*RECORD SET*:
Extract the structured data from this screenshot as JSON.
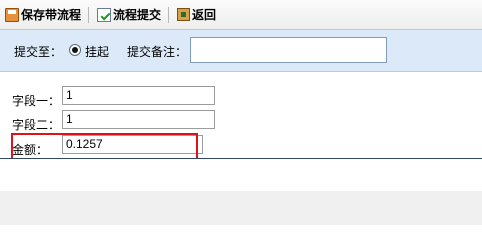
{
  "toolbar": {
    "save_label": "保存带流程",
    "submit_label": "流程提交",
    "back_label": "返回"
  },
  "submit_bar": {
    "target_label": "提交至：",
    "option_label": "挂起",
    "remark_label": "提交备注：",
    "remark_value": ""
  },
  "form": {
    "field1_label": "字段一：",
    "field1_value": "1",
    "field2_label": "字段二：",
    "field2_value": "1",
    "amount_label": "金额：",
    "amount_value": "0.1257"
  },
  "colors": {
    "highlight": "#d9141c",
    "submit_bar_bg": "#dce9f8"
  }
}
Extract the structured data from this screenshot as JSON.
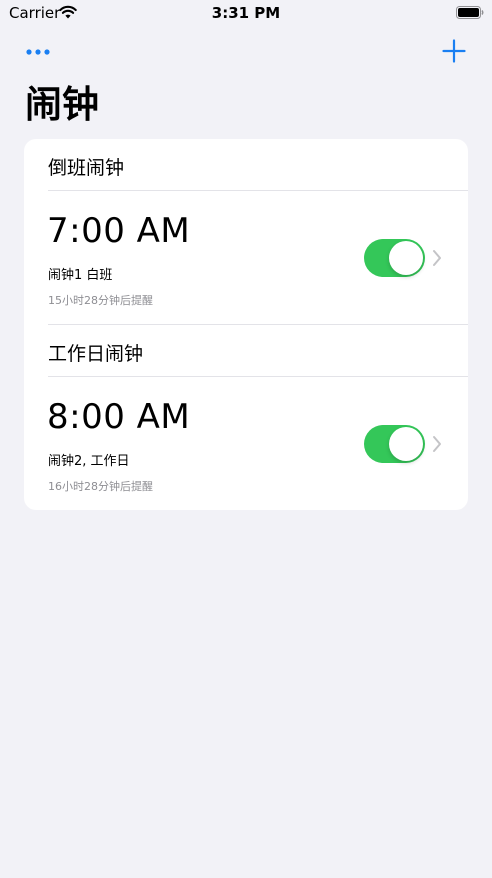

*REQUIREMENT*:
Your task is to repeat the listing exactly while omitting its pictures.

*EXPECTED ANSWER*:
Extract the structured data from this screenshot as JSON.
{
  "toolbar": {
    "save_label": "保存带流程",
    "submit_label": "流程提交",
    "back_label": "返回"
  },
  "submit_bar": {
    "target_label": "提交至：",
    "option_label": "挂起",
    "remark_label": "提交备注：",
    "remark_value": ""
  },
  "form": {
    "field1_label": "字段一：",
    "field1_value": "1",
    "field2_label": "字段二：",
    "field2_value": "1",
    "amount_label": "金额：",
    "amount_value": "0.1257"
  },
  "colors": {
    "highlight": "#d9141c",
    "submit_bar_bg": "#dce9f8"
  }
}
Extract the structured data from this screenshot as JSON.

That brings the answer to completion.